INPUT RECORDS below:

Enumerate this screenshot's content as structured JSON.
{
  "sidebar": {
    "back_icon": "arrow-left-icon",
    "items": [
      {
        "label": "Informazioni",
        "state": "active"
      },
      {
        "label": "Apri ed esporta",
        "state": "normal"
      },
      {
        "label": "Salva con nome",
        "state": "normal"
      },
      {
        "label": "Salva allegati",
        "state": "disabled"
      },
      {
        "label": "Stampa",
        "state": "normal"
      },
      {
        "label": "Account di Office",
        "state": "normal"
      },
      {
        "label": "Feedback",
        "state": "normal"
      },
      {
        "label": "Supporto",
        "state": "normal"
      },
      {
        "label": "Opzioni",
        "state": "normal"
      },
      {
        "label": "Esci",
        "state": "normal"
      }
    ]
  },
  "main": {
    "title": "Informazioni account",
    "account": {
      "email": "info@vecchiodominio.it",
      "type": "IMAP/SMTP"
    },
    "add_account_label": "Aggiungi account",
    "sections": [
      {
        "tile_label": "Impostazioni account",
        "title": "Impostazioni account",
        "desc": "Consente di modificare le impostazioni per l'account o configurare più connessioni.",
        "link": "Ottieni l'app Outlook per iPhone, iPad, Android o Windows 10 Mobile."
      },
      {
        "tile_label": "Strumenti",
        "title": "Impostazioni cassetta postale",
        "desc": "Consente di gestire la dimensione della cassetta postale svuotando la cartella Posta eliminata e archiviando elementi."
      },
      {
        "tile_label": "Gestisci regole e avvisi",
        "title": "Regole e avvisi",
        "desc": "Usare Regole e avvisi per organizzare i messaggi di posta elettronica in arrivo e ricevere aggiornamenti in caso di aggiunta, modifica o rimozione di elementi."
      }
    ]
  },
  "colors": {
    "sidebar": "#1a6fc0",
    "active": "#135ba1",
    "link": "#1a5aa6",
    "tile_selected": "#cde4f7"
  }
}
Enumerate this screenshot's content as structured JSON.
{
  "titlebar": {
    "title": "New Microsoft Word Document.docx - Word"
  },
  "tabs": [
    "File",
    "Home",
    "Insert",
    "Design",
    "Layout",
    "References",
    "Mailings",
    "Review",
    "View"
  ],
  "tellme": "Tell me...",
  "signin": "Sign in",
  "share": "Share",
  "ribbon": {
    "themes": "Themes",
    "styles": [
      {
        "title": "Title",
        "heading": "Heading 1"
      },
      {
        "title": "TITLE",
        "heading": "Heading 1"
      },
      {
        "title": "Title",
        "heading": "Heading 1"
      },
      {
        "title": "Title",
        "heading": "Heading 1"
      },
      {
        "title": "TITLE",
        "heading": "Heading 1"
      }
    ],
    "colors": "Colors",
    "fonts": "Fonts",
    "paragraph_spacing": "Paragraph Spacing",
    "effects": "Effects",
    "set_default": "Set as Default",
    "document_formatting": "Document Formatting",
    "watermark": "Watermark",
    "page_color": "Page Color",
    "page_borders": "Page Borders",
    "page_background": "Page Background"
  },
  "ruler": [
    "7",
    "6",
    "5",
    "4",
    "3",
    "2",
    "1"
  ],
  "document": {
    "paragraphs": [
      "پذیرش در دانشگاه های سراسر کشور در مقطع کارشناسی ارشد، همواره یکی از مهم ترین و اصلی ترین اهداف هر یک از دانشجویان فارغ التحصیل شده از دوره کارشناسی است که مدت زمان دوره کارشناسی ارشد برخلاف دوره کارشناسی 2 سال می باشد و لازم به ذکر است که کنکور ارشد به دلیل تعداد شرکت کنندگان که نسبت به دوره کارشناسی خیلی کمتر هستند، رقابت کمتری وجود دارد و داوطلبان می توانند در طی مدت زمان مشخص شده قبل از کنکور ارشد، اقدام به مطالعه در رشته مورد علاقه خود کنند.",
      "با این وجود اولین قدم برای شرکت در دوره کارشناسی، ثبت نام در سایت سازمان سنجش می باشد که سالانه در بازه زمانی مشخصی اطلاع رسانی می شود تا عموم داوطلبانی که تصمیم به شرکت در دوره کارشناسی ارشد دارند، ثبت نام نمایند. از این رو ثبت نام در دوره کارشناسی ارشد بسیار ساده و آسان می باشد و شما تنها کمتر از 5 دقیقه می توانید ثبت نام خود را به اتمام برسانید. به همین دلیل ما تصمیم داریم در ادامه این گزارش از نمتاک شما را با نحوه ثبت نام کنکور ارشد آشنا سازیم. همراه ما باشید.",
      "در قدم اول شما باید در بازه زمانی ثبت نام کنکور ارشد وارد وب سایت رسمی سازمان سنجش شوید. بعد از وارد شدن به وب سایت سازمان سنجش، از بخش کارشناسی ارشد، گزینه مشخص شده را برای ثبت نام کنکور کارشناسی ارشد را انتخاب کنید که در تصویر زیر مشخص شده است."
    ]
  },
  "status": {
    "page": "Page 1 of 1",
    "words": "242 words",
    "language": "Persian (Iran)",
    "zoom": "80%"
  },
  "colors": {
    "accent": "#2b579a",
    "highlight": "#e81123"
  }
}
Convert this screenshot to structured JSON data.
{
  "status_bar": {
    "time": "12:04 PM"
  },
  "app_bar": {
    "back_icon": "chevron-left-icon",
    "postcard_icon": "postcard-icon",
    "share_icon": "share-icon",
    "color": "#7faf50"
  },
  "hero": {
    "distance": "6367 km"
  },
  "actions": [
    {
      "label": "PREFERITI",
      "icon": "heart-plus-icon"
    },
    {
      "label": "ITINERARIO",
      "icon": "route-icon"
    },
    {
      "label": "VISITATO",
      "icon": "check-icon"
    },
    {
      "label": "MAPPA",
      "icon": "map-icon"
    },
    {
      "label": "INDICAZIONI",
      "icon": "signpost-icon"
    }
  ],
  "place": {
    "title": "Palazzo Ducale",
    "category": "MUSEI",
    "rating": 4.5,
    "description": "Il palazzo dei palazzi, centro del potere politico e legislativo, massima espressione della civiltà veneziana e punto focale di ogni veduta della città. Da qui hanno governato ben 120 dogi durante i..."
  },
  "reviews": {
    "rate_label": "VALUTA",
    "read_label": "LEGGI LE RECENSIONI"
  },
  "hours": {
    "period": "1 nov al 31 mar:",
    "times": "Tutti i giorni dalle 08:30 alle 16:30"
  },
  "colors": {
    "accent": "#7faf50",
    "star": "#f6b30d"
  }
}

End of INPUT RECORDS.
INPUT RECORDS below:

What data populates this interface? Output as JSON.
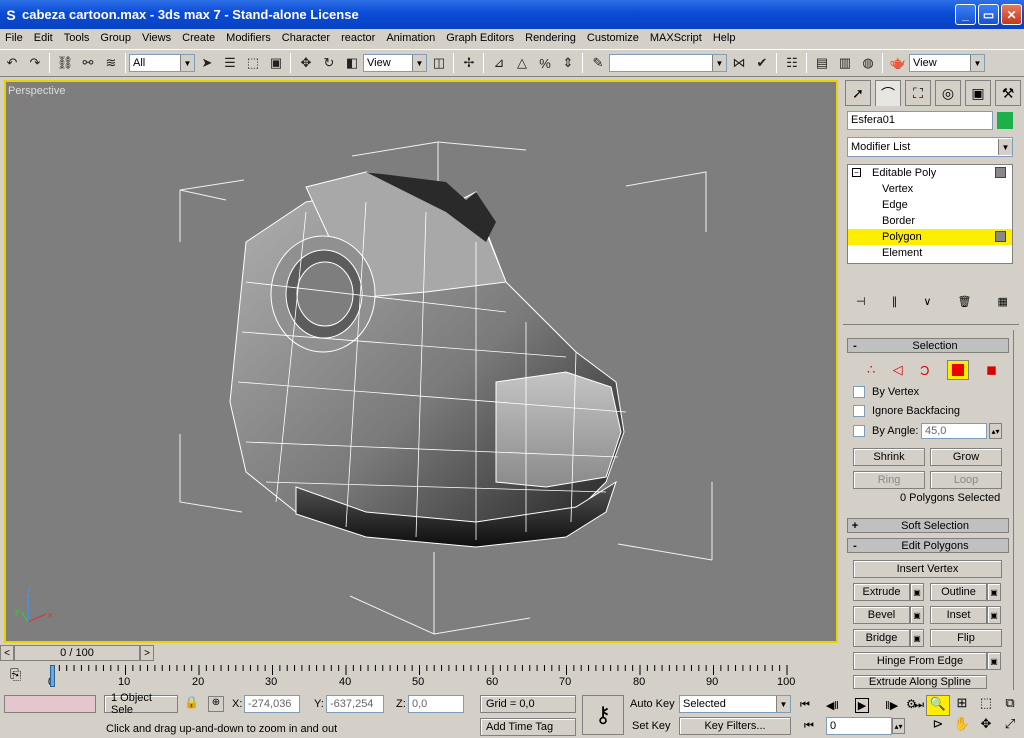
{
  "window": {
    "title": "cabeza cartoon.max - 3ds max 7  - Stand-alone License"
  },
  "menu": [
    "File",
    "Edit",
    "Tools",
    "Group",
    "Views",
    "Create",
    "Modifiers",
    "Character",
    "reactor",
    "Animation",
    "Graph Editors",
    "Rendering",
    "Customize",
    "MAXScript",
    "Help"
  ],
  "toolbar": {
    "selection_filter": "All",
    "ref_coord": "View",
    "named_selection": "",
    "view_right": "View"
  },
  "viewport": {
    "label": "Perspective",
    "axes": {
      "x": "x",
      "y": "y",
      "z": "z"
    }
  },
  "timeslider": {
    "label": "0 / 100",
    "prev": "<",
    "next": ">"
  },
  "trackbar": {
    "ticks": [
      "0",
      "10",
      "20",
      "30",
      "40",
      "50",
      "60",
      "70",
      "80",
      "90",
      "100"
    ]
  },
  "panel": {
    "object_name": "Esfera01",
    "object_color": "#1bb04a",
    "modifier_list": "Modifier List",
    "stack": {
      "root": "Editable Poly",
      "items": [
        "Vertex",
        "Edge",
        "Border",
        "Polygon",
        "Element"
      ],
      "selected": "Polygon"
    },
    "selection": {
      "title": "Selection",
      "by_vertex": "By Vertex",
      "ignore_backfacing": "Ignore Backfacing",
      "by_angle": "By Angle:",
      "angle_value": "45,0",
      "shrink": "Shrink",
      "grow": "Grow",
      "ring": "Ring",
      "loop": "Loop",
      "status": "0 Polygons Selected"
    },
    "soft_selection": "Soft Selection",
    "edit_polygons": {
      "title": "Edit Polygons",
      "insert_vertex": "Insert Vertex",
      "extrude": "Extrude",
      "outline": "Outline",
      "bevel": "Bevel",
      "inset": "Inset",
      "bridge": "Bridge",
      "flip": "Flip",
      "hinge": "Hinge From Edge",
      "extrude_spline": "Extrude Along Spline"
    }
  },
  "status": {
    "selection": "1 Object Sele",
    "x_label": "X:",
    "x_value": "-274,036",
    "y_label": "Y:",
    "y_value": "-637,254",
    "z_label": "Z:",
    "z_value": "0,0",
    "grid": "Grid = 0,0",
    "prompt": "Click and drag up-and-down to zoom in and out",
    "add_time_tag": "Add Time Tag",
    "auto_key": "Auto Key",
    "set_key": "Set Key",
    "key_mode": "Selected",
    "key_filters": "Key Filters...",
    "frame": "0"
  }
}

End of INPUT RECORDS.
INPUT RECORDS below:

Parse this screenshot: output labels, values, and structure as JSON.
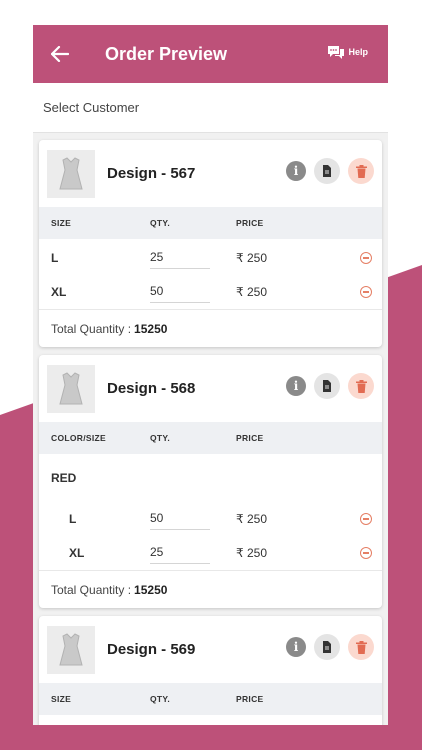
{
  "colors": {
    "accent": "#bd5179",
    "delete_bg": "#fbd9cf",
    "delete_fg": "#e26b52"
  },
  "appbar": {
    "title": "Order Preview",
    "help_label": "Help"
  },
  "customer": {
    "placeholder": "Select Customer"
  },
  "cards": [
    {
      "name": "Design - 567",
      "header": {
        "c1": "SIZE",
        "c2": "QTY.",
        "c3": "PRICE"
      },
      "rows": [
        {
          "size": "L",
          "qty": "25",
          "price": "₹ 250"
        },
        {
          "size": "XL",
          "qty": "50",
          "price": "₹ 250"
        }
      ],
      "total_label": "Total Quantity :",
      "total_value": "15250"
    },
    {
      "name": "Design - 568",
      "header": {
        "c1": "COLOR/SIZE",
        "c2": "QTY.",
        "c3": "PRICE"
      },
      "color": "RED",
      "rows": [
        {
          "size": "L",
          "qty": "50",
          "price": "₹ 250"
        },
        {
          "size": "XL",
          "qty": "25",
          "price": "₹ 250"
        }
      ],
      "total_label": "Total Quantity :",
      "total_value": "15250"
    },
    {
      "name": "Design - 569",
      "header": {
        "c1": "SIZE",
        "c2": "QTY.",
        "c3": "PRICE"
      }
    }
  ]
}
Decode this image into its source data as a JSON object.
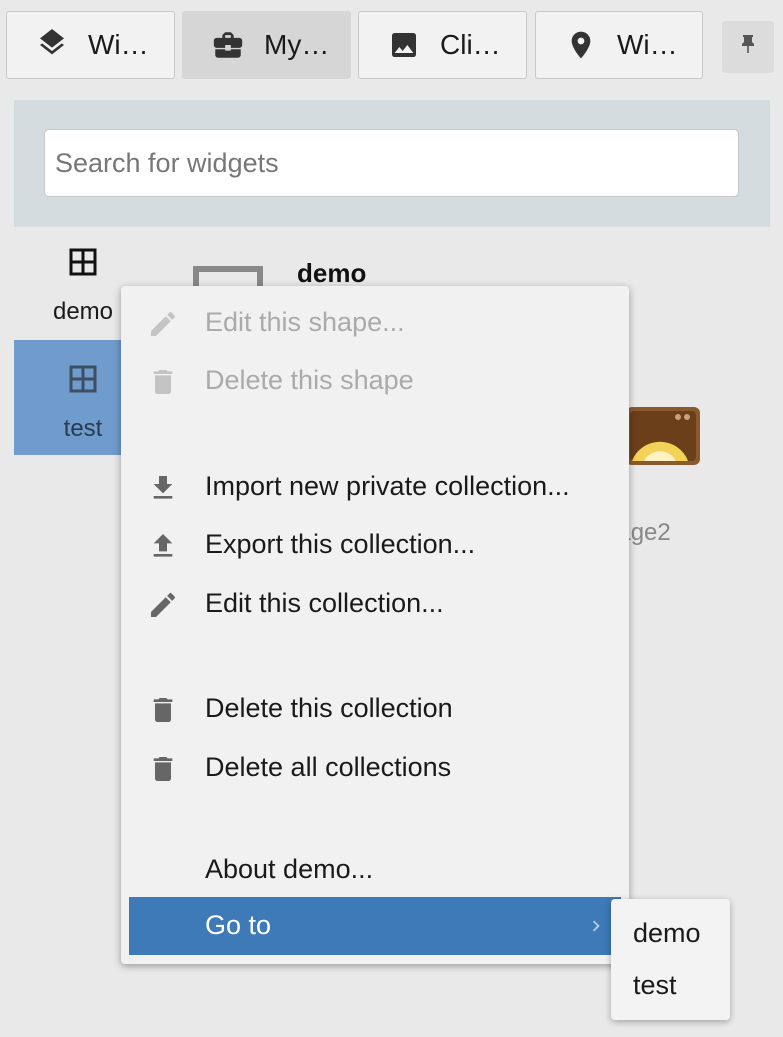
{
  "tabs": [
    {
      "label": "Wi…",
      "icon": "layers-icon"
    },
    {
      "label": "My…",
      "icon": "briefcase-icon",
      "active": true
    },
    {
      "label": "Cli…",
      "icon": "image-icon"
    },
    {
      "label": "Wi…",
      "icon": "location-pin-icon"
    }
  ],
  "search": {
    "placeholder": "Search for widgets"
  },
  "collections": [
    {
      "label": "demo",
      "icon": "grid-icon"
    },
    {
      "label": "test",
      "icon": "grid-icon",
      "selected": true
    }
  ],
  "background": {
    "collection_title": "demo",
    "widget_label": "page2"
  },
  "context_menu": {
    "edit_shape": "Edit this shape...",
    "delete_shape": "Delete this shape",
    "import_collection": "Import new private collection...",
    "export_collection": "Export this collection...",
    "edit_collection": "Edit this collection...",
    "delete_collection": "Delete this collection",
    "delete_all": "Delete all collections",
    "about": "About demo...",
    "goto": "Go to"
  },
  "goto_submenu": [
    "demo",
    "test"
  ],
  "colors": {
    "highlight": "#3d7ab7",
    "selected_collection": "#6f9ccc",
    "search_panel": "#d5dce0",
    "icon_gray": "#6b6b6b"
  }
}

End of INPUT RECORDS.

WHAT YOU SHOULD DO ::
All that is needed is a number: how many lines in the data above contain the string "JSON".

RESPONSE BOX ::
6